EXERCISE PROMPT: Extract the full set of records, then give each one again exactly.
(DATA FOR THIS EXERCISE)
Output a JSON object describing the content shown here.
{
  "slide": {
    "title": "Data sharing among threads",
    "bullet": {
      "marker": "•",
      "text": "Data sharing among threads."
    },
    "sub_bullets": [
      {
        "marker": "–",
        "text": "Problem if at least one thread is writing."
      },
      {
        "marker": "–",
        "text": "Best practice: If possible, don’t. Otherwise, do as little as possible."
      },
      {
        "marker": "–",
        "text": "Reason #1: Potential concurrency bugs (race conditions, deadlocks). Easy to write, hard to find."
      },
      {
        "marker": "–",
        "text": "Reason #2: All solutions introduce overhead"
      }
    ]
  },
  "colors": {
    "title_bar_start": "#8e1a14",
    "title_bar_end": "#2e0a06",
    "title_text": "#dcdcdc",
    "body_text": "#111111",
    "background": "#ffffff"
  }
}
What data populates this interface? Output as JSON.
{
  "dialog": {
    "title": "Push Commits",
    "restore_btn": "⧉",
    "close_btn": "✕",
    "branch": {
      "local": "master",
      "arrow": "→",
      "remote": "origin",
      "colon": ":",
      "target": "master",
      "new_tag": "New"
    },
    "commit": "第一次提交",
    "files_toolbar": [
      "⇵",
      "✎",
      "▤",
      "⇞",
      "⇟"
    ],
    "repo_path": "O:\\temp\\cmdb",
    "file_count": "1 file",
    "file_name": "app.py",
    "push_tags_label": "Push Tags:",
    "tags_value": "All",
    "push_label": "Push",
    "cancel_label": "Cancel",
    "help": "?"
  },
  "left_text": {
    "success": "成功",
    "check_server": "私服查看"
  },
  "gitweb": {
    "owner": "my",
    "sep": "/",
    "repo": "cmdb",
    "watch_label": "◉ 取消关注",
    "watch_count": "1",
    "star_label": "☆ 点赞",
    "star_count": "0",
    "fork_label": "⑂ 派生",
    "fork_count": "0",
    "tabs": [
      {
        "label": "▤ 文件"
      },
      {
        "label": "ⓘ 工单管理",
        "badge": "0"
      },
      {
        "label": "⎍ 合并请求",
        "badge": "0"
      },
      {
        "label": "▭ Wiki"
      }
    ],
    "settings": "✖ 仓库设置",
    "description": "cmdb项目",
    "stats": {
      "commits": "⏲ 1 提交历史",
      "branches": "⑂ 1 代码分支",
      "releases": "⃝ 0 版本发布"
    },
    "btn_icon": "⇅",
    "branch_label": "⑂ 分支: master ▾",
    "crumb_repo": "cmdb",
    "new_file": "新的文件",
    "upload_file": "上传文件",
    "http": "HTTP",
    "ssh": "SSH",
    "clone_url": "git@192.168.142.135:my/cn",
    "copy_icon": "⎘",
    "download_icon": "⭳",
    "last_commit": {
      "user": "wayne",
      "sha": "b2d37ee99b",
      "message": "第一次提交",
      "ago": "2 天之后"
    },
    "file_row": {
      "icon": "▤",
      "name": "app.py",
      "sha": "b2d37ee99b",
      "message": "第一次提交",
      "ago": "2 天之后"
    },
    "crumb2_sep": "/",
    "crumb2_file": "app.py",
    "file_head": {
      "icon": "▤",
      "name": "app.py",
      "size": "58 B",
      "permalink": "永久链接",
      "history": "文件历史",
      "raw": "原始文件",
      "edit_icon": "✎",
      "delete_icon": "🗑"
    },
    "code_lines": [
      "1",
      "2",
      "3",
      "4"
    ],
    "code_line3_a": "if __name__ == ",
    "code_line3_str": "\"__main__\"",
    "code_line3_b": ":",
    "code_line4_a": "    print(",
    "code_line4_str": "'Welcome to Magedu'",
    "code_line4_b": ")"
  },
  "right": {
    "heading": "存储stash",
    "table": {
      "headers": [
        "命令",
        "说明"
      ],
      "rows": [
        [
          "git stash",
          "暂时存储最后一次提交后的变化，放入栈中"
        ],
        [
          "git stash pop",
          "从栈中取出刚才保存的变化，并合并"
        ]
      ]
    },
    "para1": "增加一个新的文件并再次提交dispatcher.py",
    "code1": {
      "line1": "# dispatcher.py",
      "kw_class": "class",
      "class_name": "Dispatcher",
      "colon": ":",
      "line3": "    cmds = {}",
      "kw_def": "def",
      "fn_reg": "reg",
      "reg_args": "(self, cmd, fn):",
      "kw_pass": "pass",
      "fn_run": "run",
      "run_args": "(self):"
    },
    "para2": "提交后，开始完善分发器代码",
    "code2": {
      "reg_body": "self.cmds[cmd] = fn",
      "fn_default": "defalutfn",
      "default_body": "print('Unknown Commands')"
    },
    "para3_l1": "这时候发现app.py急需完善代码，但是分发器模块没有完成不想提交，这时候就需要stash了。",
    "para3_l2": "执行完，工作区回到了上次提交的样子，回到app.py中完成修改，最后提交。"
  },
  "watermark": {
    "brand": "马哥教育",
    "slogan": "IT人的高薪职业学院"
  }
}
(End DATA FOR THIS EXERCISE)
RESPONSE TO THE EXERCISE:
Output a JSON object describing the content shown here.
{
  "slide": {
    "title": "Data sharing among threads",
    "bullet": {
      "marker": "•",
      "text": "Data sharing among threads."
    },
    "sub_bullets": [
      {
        "marker": "–",
        "text": "Problem if at least one thread is writing."
      },
      {
        "marker": "–",
        "text": "Best practice: If possible, don’t. Otherwise, do as little as possible."
      },
      {
        "marker": "–",
        "text": "Reason #1: Potential concurrency bugs (race conditions, deadlocks). Easy to write, hard to find."
      },
      {
        "marker": "–",
        "text": "Reason #2: All solutions introduce overhead"
      }
    ]
  },
  "colors": {
    "title_bar_start": "#8e1a14",
    "title_bar_end": "#2e0a06",
    "title_text": "#dcdcdc",
    "body_text": "#111111",
    "background": "#ffffff"
  }
}
What data populates this interface? Output as JSON.
{
  "dialog": {
    "title": "Push Commits",
    "restore_btn": "⧉",
    "close_btn": "✕",
    "branch": {
      "local": "master",
      "arrow": "→",
      "remote": "origin",
      "colon": ":",
      "target": "master",
      "new_tag": "New"
    },
    "commit": "第一次提交",
    "files_toolbar": [
      "⇵",
      "✎",
      "▤",
      "⇞",
      "⇟"
    ],
    "repo_path": "O:\\temp\\cmdb",
    "file_count": "1 file",
    "file_name": "app.py",
    "push_tags_label": "Push Tags:",
    "tags_value": "All",
    "push_label": "Push",
    "cancel_label": "Cancel",
    "help": "?"
  },
  "left_text": {
    "success": "成功",
    "check_server": "私服查看"
  },
  "gitweb": {
    "owner": "my",
    "sep": "/",
    "repo": "cmdb",
    "watch_label": "◉ 取消关注",
    "watch_count": "1",
    "star_label": "☆ 点赞",
    "star_count": "0",
    "fork_label": "⑂ 派生",
    "fork_count": "0",
    "tabs": [
      {
        "label": "▤ 文件"
      },
      {
        "label": "ⓘ 工单管理",
        "badge": "0"
      },
      {
        "label": "⎍ 合并请求",
        "badge": "0"
      },
      {
        "label": "▭ Wiki"
      }
    ],
    "settings": "✖ 仓库设置",
    "description": "cmdb项目",
    "stats": {
      "commits": "⏲ 1 提交历史",
      "branches": "⑂ 1 代码分支",
      "releases": "⃝ 0 版本发布"
    },
    "btn_icon": "⇅",
    "branch_label": "⑂ 分支: master ▾",
    "crumb_repo": "cmdb",
    "new_file": "新的文件",
    "upload_file": "上传文件",
    "http": "HTTP",
    "ssh": "SSH",
    "clone_url": "git@192.168.142.135:my/cn",
    "copy_icon": "⎘",
    "download_icon": "⭳",
    "last_commit": {
      "user": "wayne",
      "sha": "b2d37ee99b",
      "message": "第一次提交",
      "ago": "2 天之后"
    },
    "file_row": {
      "icon": "▤",
      "name": "app.py",
      "sha": "b2d37ee99b",
      "message": "第一次提交",
      "ago": "2 天之后"
    },
    "crumb2_sep": "/",
    "crumb2_file": "app.py",
    "file_head": {
      "icon": "▤",
      "name": "app.py",
      "size": "58 B",
      "permalink": "永久链接",
      "history": "文件历史",
      "raw": "原始文件",
      "edit_icon": "✎",
      "delete_icon": "🗑"
    },
    "code_lines": [
      "1",
      "2",
      "3",
      "4"
    ],
    "code_line3_a": "if __name__ == ",
    "code_line3_str": "\"__main__\"",
    "code_line3_b": ":",
    "code_line4_a": "    print(",
    "code_line4_str": "'Welcome to Magedu'",
    "code_line4_b": ")"
  },
  "right": {
    "heading": "存储stash",
    "table": {
      "headers": [
        "命令",
        "说明"
      ],
      "rows": [
        [
          "git stash",
          "暂时存储最后一次提交后的变化，放入栈中"
        ],
        [
          "git stash pop",
          "从栈中取出刚才保存的变化，并合并"
        ]
      ]
    },
    "para1": "增加一个新的文件并再次提交dispatcher.py",
    "code1": {
      "line1": "# dispatcher.py",
      "kw_class": "class",
      "class_name": "Dispatcher",
      "colon": ":",
      "line3": "    cmds = {}",
      "kw_def": "def",
      "fn_reg": "reg",
      "reg_args": "(self, cmd, fn):",
      "kw_pass": "pass",
      "fn_run": "run",
      "run_args": "(self):"
    },
    "para2": "提交后，开始完善分发器代码",
    "code2": {
      "reg_body": "self.cmds[cmd] = fn",
      "fn_default": "defalutfn",
      "default_body": "print('Unknown Commands')"
    },
    "para3_l1": "这时候发现app.py急需完善代码，但是分发器模块没有完成不想提交，这时候就需要stash了。",
    "para3_l2": "执行完，工作区回到了上次提交的样子，回到app.py中完成修改，最后提交。"
  },
  "watermark": {
    "brand": "马哥教育",
    "slogan": "IT人的高薪职业学院"
  }
}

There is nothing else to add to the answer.